Tone of voice is the way we speak to users of the site. It’s in the words we use across the site – every paragraph, heading and interaction. It’s anywhere and everywhere. 

MindWell has one voice that runs through all its content – reflecting its aims and target audiences. But every person who visits the site is different. They will have their own needs, which means our voice must take on different tones in different contexts. 

Tone of voice is always informed by the site’s core strategy statement.

Our voice and 7 values

We chose 7 values to describe the way we want to talk to our audience. These were created in a series of workshops with people involved in mental health services in Leeds (including people working in services and members of the public) held in January 2016. 

We’ve created examples for each of the values.

Helpful, warm, informal and down-to-earth without being too casual

We support local people to find the right mental health support and guidance. We don’t want to put up any barriers so we communicate in a warm, informal and down-to-earth style that makes people feel at ease, without being patronising or too casual. 

“If you’re finding it hard to cope and need help now – you can speak to someone who understands how you’re feeling. There are a number of helplines you can call with people who want to listen.” 

Expert, skilled, professional, experienced and knowledgeable, without being cold

We’re experts in mental health and we speak with authority. We use our knowledge and experience to provide our audience with a voice they can rely on, trust and take advice from. We must not use jargon or clinical terms that they may find confusing. 

“Talking therapies can help you deal with negative thoughts and feelings. Talking through your problems with someone who is trained to listen can help you make positive changes – and you don’t have to be sent by your GP.”

Responsible, simple, straightforward, informed, clear and accessible without being detached 

We speak to everyone in Leeds, including those who don’t have English as their first language. We use plain English to be as clear as we can. But we’re also careful not to sound like we’re not engaged or don’t care. 

“Most of us go through tough times at some point in our lives. If you’re struggling, there are lots of places to get help and support in Leeds. We can help find the right place for you.”

Ethical, accepting, respectful, understanding, reliable and supportive without being emotional

We support people with different needs. We don’t use labels and treat people as individuals. We use language that makes people feel supported and creates a place that is both inclusive and understanding. 

“Talking about mental health can be hard.
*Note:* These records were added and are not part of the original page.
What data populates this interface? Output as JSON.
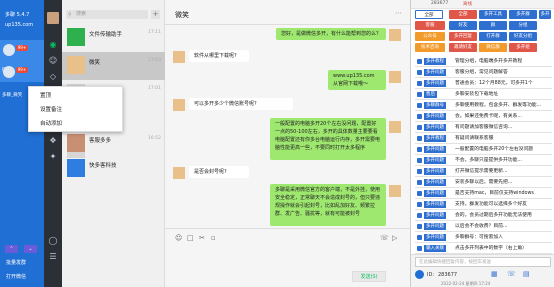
{
  "account_sidebar": {
    "version": "多聊 5.4.7",
    "site": "up135.com",
    "accounts": [
      {
        "name": "微笑"
      },
      {
        "name": "多聊_微笑"
      }
    ],
    "unread_badges": [
      "99+",
      "99+"
    ],
    "bottom_buttons": [
      "批量发群",
      "打开微信"
    ]
  },
  "wechat": {
    "search": {
      "placeholder": "搜索"
    },
    "conversations": [
      {
        "name": "文件传输助手",
        "time": "17:11"
      },
      {
        "name": "微笑",
        "time": "17:03"
      },
      {
        "name": "",
        "time": "17:01"
      },
      {
        "name": "",
        "time": ""
      },
      {
        "name": "",
        "time": ""
      },
      {
        "name": "客服多多",
        "time": "16:52"
      },
      {
        "name": "快多客科技",
        "time": ""
      }
    ],
    "context_menu": [
      "置顶",
      "设置备注",
      "自动添加"
    ],
    "chat": {
      "title": "微笑",
      "messages": [
        {
          "side": "right",
          "text": "您好，是做微信多开，有什么能帮到您的么？"
        },
        {
          "side": "left",
          "text": "软件从哪里下载呢?"
        },
        {
          "side": "right",
          "text": "www.up135.com\n从官网下载哦～"
        },
        {
          "side": "left",
          "text": "可以多开多少个微信账号呢？"
        },
        {
          "side": "right",
          "text": "一般配置的电脑多开20个左右没问题，配置好一点的50-100左右，多开的具体数量主要要看电脑配置还有你多台电脑运行内存，多开需要电脑性能更高一些，不要同时打开太多程序"
        },
        {
          "side": "left",
          "text": "是否会封号呢?"
        },
        {
          "side": "right",
          "text": "多聊是采用微信官方的客户端，不是外挂，使用安全稳定，正常聊天不会造成封号的，但只要违规操作就会引起封号，比如乱加好友、频繁拉群、发广告、骚扰等，就有可能被封号"
        }
      ],
      "send_label": "发送(S)"
    }
  },
  "assistant": {
    "topbar": {
      "id_label": "283677",
      "status": "离线"
    },
    "group_select": {
      "value": "全部"
    },
    "category_chips": [
      "全部",
      "多开工具",
      "多开群",
      "多开教程",
      "客服",
      "好友",
      "群",
      "分组",
      "公众号",
      "多开回复",
      "打开群",
      "好友分组",
      "技术咨询",
      "邀请好友",
      "微信群",
      "多开组"
    ],
    "replies": [
      {
        "tag": "多开教程",
        "text": "管理分组，电脑端多开多开教程"
      },
      {
        "tag": "多开问题",
        "text": "客服分组，常见问题解答"
      },
      {
        "tag": "多开问题",
        "text": "普通会员：12个月88元，可多开1个"
      },
      {
        "tag": "售后",
        "text": "多聊安装包下载地址"
      },
      {
        "tag": "多聊群号",
        "text": "多聊使用教程，包含多开、群发等功能..."
      },
      {
        "tag": "多开问题",
        "text": "会。如果还免费卡呢，有关系..."
      },
      {
        "tag": "多开问题",
        "text": "有问题请加客服微信咨询..."
      },
      {
        "tag": "多开教程",
        "text": "有疑问请联系客服"
      },
      {
        "tag": "多开问题",
        "text": "一般配置的电脑多开20个左右没问题"
      },
      {
        "tag": "多开问题",
        "text": "不会。多聊只是提供多开功能..."
      },
      {
        "tag": "多开问题",
        "text": "打开微信提示需要更新..."
      },
      {
        "tag": "多开问题",
        "text": "安装多聊以后，需要先把..."
      },
      {
        "tag": "多开问题",
        "text": "是否支持mac，目前仅支持windows"
      },
      {
        "tag": "多开问题",
        "text": "支持。群发功能可以选择多个好友"
      },
      {
        "tag": "多开问题",
        "text": "会的。会员过期后多开功能无法使用"
      },
      {
        "tag": "多开问题",
        "text": "以后会不会收费？目前..."
      },
      {
        "tag": "多开问题",
        "text": "多聊群号：可搜索加入"
      },
      {
        "tag": "输入关联",
        "text": "点击多开列表中的数字（右上角）"
      }
    ],
    "input": {
      "placeholder": "在此编辑快捷回复内容，按回车发送"
    },
    "footer": {
      "id_label": "ID:",
      "id_value": "283677",
      "time": "2022-02-24 星期四 17:24"
    }
  },
  "colors": {
    "brand_blue": "#1f6fd4",
    "wechat_green": "#9fe870",
    "chip_red": "#e0574a",
    "chip_orange": "#f29a2a",
    "chip_blue": "#2f6fd0"
  }
}
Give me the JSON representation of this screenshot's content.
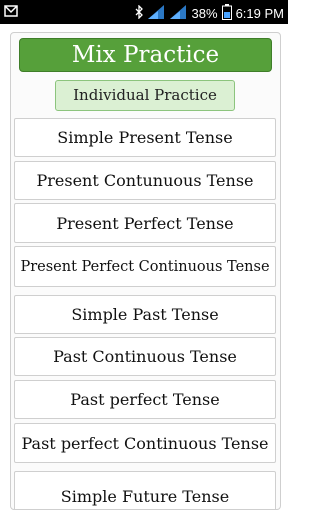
{
  "status_bar": {
    "signal_icon": "signal-icon",
    "battery_percent": "38%",
    "time": "6:19 PM"
  },
  "buttons": {
    "mix_practice": "Mix Practice",
    "individual_practice": "Individual Practice"
  },
  "tenses": [
    "Simple Present Tense",
    "Present Contunuous Tense",
    "Present Perfect Tense",
    "Present Perfect Continuous Tense",
    "Simple Past Tense",
    "Past Continuous Tense",
    "Past perfect Tense",
    "Past perfect Continuous Tense",
    "Simple Future Tense"
  ],
  "colors": {
    "mix_button_bg": "#56a03a",
    "individual_button_bg": "#dbf0d3"
  }
}
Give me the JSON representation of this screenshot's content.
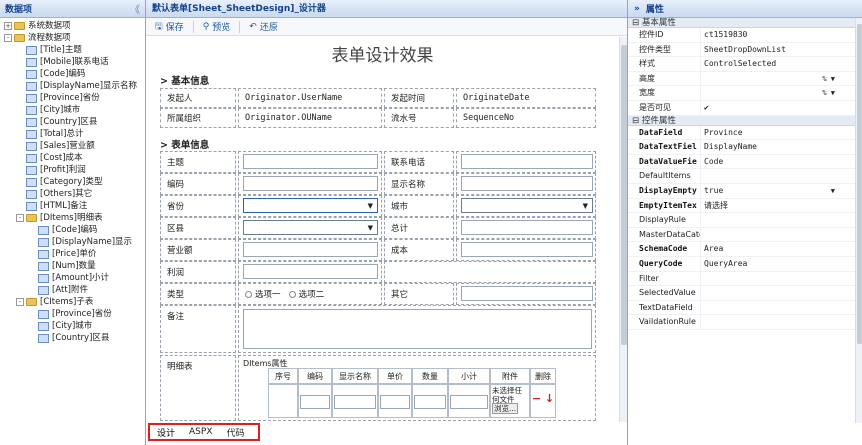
{
  "left": {
    "title": "数据项",
    "collapse": "《",
    "tree": [
      {
        "label": "系统数据项",
        "t": "fd",
        "lvl": 0,
        "tg": "+"
      },
      {
        "label": "流程数据项",
        "t": "fd",
        "lvl": 0,
        "tg": "-"
      },
      {
        "label": "[Title]主题",
        "t": "lf",
        "lvl": 1
      },
      {
        "label": "[Mobile]联系电话",
        "t": "lf",
        "lvl": 1
      },
      {
        "label": "[Code]编码",
        "t": "lf",
        "lvl": 1
      },
      {
        "label": "[DisplayName]显示名称",
        "t": "lf",
        "lvl": 1
      },
      {
        "label": "[Province]省份",
        "t": "lf",
        "lvl": 1
      },
      {
        "label": "[City]城市",
        "t": "lf",
        "lvl": 1
      },
      {
        "label": "[Country]区县",
        "t": "lf",
        "lvl": 1
      },
      {
        "label": "[Total]总计",
        "t": "lf",
        "lvl": 1
      },
      {
        "label": "[Sales]营业额",
        "t": "lf",
        "lvl": 1
      },
      {
        "label": "[Cost]成本",
        "t": "lf",
        "lvl": 1
      },
      {
        "label": "[Profit]利润",
        "t": "lf",
        "lvl": 1
      },
      {
        "label": "[Category]类型",
        "t": "lf",
        "lvl": 1
      },
      {
        "label": "[Others]其它",
        "t": "lf",
        "lvl": 1
      },
      {
        "label": "[HTML]备注",
        "t": "lf",
        "lvl": 1
      },
      {
        "label": "[DItems]明细表",
        "t": "fd",
        "lvl": 1,
        "tg": "-"
      },
      {
        "label": "[Code]编码",
        "t": "lf",
        "lvl": 2
      },
      {
        "label": "[DisplayName]显示",
        "t": "lf",
        "lvl": 2
      },
      {
        "label": "[Price]单价",
        "t": "lf",
        "lvl": 2
      },
      {
        "label": "[Num]数量",
        "t": "lf",
        "lvl": 2
      },
      {
        "label": "[Amount]小计",
        "t": "lf",
        "lvl": 2
      },
      {
        "label": "[Att]附件",
        "t": "lf",
        "lvl": 2
      },
      {
        "label": "[CItems]子表",
        "t": "fd",
        "lvl": 1,
        "tg": "-"
      },
      {
        "label": "[Province]省份",
        "t": "lf",
        "lvl": 2
      },
      {
        "label": "[City]城市",
        "t": "lf",
        "lvl": 2
      },
      {
        "label": "[Country]区县",
        "t": "lf",
        "lvl": 2
      }
    ]
  },
  "center": {
    "title": "默认表单[Sheet_SheetDesign]_设计器",
    "toolbar": {
      "save": "保存",
      "preview": "预览",
      "undo": "还原"
    },
    "form_title": "表单设计效果",
    "sec_basic": "基本信息",
    "sec_form": "表单信息",
    "basic": {
      "originator_label": "发起人",
      "originator_value": "Originator.UserName",
      "time_label": "发起时间",
      "time_value": "OriginateDate",
      "org_label": "所属组织",
      "org_value": "Originator.OUName",
      "seq_label": "流水号",
      "seq_value": "SequenceNo"
    },
    "fields": {
      "title": "主题",
      "mobile": "联系电话",
      "code": "编码",
      "display": "显示名称",
      "province": "省份",
      "city": "城市",
      "district": "区县",
      "total": "总计",
      "sales": "营业额",
      "cost": "成本",
      "profit": "利润",
      "category": "类型",
      "opt1": "选项一",
      "opt2": "选项二",
      "others": "其它",
      "remark": "备注",
      "detail": "明细表"
    },
    "detail": {
      "caption": "DItems属性",
      "headers": [
        "序号",
        "编码",
        "显示名称",
        "单价",
        "数量",
        "小计",
        "附件",
        "删除"
      ],
      "none_file": "未选择任何文件",
      "browse": "浏览..."
    },
    "tabs": [
      "设计",
      "ASPX",
      "代码"
    ]
  },
  "right": {
    "title": "属性",
    "expand": "»",
    "sec_basic": "基本属性",
    "sec_ctrl": "控件属性",
    "basic": [
      {
        "k": "控件ID",
        "v": "ct1519830"
      },
      {
        "k": "控件类型",
        "v": "SheetDropDownList"
      },
      {
        "k": "样式",
        "v": "ControlSelected"
      },
      {
        "k": "高度",
        "v": "",
        "d": "% ▼"
      },
      {
        "k": "宽度",
        "v": "",
        "d": "% ▼"
      },
      {
        "k": "是否可见",
        "v": "✔"
      }
    ],
    "ctrl": [
      {
        "k": "DataField",
        "v": "Province",
        "b": true
      },
      {
        "k": "DataTextFiel",
        "v": "DisplayName",
        "b": true
      },
      {
        "k": "DataValueFie",
        "v": "Code",
        "b": true
      },
      {
        "k": "DefaultItems",
        "v": ""
      },
      {
        "k": "DisplayEmpty",
        "v": "true",
        "b": true,
        "d": "▼"
      },
      {
        "k": "EmptyItemTex",
        "v": "请选择",
        "b": true
      },
      {
        "k": "DisplayRule",
        "v": ""
      },
      {
        "k": "MasterDataCateg",
        "v": ""
      },
      {
        "k": "SchemaCode",
        "v": "Area",
        "b": true
      },
      {
        "k": "QueryCode",
        "v": "QueryArea",
        "b": true
      },
      {
        "k": "Filter",
        "v": ""
      },
      {
        "k": "SelectedValue",
        "v": ""
      },
      {
        "k": "TextDataField",
        "v": ""
      },
      {
        "k": "VaildationRule",
        "v": ""
      }
    ]
  }
}
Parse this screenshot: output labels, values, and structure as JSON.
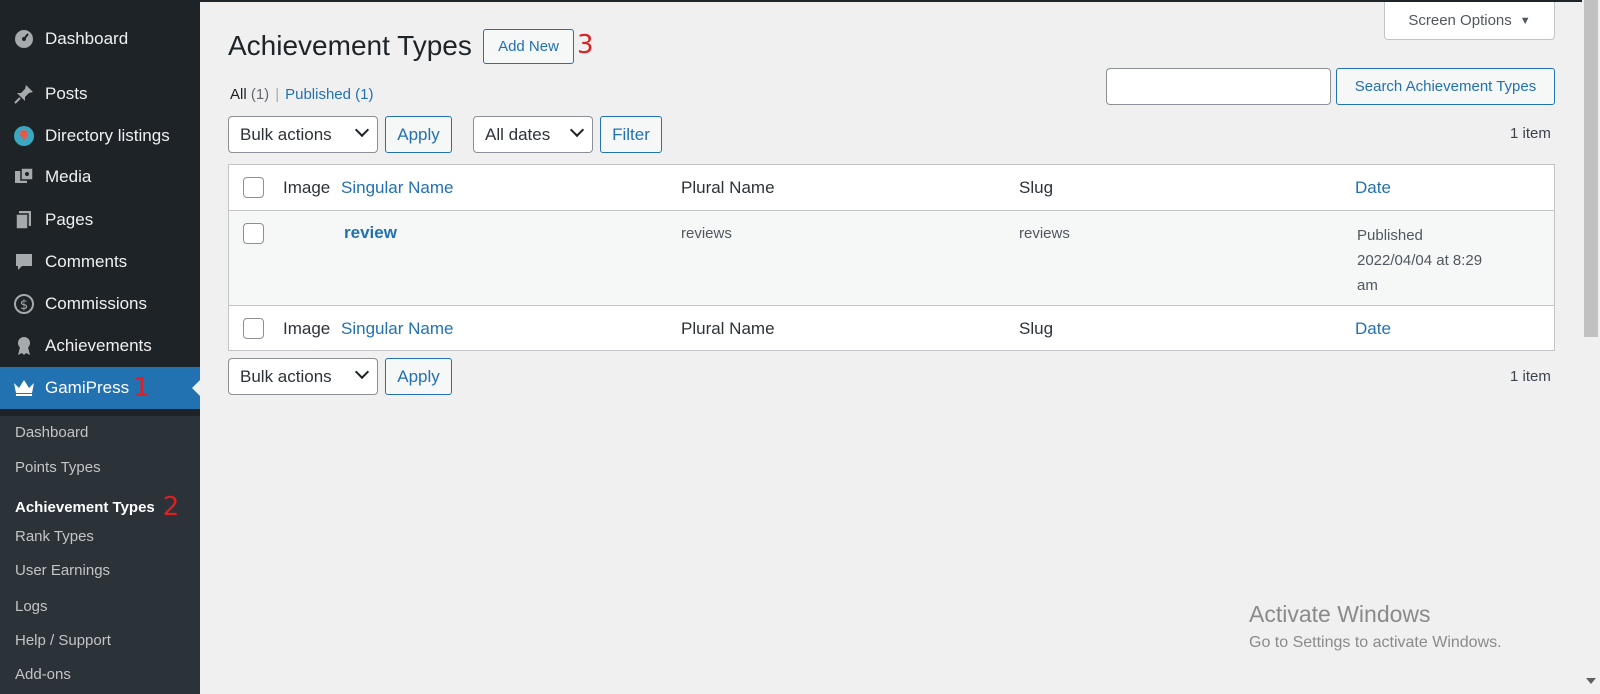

You may feel scared and confused about how to talk about it at work. You’re not alone. Taking a few small, simple steps can help you look after yourself and make your workplace better.”

Caring, inviting, welcoming, kindly, and friendly without being playful or light-hearted

We want our audience to feel that MindWell is a place they can go to and keep coming back to. We want people to be put at their ease about what is potentially a very sensitive subject, without making light of their problems.

“We know how hard it can be sometimes. We are here to help you.” 

Focused, purposeful, meaningful and consistent without being slick 

We are made up of many different services, groups and third sector organisations for mental health. We must remain consistent with our information and how we present it. 

“You don’t need to see your GP to come and talk to someone. Everyone is welcome.” 

Inclusive, equal and social without being loud and bold

Our tone should encourage everyone to feel valued and safe. 

“Feeling supported to express your views and wishes is important. Someone who can help you make your voice heard is called an advocate. If you want to find out more about advocacy services in Leeds, we’ve listed them below.”